§ Problem requirements
Where does the string "name" appear in the records? Copy each line that holds it.
##### Task input #####
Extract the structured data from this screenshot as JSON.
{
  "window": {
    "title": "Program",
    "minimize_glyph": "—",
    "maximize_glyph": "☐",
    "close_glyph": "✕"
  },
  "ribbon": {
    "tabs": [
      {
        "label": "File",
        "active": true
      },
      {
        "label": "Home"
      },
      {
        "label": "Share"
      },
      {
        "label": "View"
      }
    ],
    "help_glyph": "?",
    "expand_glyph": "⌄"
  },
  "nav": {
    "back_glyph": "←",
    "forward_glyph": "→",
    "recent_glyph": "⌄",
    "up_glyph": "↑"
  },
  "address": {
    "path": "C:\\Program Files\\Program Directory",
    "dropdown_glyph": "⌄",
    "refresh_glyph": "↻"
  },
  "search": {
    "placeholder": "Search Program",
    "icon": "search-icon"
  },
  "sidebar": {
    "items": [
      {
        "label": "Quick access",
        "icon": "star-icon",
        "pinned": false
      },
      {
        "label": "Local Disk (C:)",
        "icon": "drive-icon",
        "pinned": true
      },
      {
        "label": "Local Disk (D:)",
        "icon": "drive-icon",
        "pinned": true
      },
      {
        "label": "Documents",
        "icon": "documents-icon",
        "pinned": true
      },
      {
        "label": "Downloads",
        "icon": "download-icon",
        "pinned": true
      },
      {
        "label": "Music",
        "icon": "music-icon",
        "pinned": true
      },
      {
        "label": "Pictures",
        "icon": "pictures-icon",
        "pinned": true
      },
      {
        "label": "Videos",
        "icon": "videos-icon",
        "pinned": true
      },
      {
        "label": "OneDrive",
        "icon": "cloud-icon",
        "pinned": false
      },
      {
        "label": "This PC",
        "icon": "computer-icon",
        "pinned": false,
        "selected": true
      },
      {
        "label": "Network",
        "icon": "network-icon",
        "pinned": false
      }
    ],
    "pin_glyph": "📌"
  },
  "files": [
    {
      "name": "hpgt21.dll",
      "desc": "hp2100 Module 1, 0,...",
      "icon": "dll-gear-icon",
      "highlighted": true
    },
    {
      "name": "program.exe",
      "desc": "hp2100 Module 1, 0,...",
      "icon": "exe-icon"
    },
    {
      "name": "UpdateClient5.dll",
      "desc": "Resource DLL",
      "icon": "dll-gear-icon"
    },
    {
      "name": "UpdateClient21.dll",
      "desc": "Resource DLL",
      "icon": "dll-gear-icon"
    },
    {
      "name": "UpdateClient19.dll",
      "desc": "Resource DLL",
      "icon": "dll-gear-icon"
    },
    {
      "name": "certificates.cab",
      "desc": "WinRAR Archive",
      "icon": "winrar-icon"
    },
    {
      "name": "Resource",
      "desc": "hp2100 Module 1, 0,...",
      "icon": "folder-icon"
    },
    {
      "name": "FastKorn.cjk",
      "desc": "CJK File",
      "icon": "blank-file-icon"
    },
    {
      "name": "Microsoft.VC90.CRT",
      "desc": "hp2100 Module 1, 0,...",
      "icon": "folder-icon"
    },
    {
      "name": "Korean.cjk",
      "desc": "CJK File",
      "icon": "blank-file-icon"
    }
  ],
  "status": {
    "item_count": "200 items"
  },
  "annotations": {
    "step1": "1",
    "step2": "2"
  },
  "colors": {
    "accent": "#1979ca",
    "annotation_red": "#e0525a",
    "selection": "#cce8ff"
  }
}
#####
§ Reply
      "name": "hpgt21.dll",
      "name": "program.exe",
      "name": "UpdateClient5.dll",
      "name": "UpdateClient21.dll",
      "name": "UpdateClient19.dll",
      "name": "certificates.cab",
      "name": "Resource",
      "name": "FastKorn.cjk",
      "name": "Microsoft.VC90.CRT",
      "name": "Korean.cjk",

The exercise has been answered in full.